> TASK DIRECTIONS: Beginning with the line that holds "What's the underlying", write out each line exactly as it stands until the end of the data, and include no pictures.

> DATA SUPPLIED:
******************************

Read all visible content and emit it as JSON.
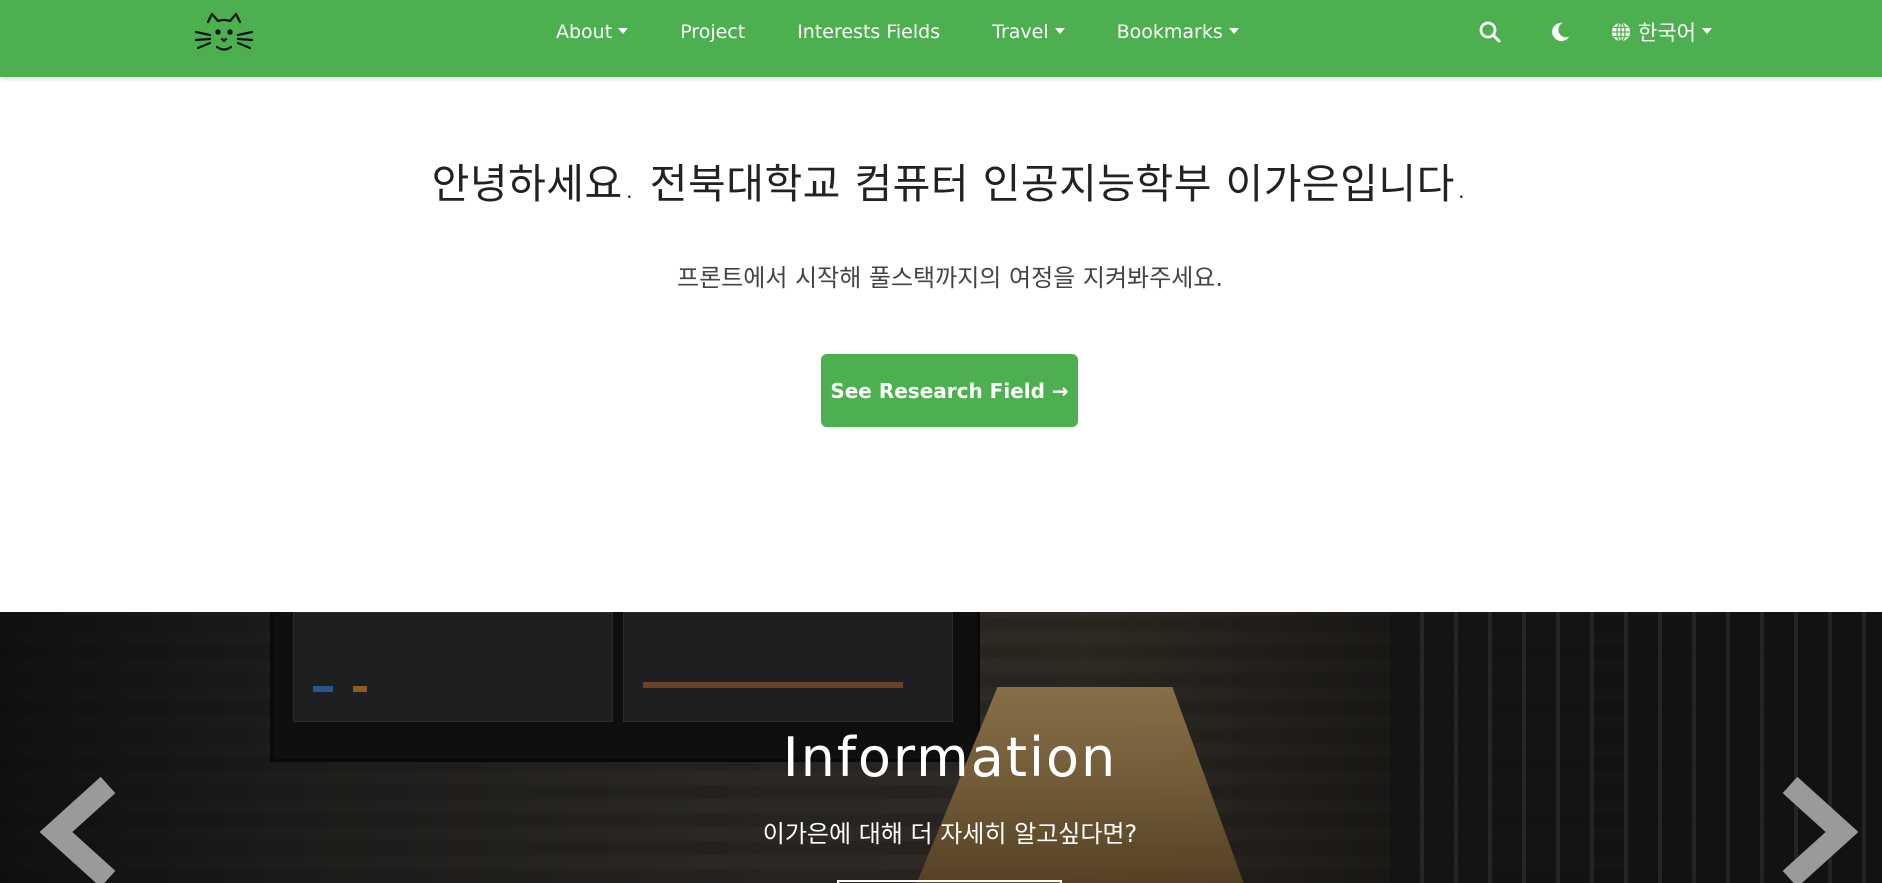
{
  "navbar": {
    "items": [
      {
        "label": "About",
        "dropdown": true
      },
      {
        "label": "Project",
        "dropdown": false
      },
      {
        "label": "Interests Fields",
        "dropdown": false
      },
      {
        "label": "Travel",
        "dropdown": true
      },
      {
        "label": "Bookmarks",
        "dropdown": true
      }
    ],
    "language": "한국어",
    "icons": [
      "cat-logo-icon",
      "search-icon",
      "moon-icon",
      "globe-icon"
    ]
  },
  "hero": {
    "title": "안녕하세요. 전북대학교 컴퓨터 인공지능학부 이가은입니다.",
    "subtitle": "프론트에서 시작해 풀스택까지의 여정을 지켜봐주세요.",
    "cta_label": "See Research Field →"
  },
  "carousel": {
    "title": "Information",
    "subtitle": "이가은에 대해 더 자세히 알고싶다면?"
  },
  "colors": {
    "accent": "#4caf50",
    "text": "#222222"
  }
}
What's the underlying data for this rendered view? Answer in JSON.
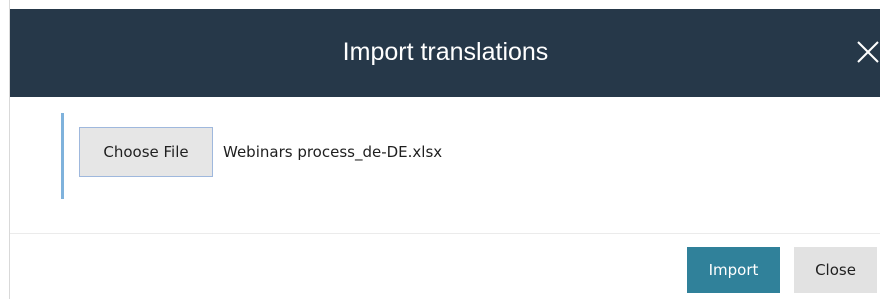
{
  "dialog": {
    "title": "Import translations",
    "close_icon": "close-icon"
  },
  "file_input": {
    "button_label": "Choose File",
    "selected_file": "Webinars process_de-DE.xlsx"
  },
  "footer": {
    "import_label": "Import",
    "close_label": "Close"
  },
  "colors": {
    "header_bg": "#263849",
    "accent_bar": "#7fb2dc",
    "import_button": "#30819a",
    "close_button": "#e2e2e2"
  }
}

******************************

> REPLY:
What's the underlying data for this rendered view? Answer in JSON.
{
  "dialog": {
    "title": "Import translations",
    "close_icon": "close-icon"
  },
  "file_input": {
    "button_label": "Choose File",
    "selected_file": "Webinars process_de-DE.xlsx"
  },
  "footer": {
    "import_label": "Import",
    "close_label": "Close"
  },
  "colors": {
    "header_bg": "#263849",
    "accent_bar": "#7fb2dc",
    "import_button": "#30819a",
    "close_button": "#e2e2e2"
  }
}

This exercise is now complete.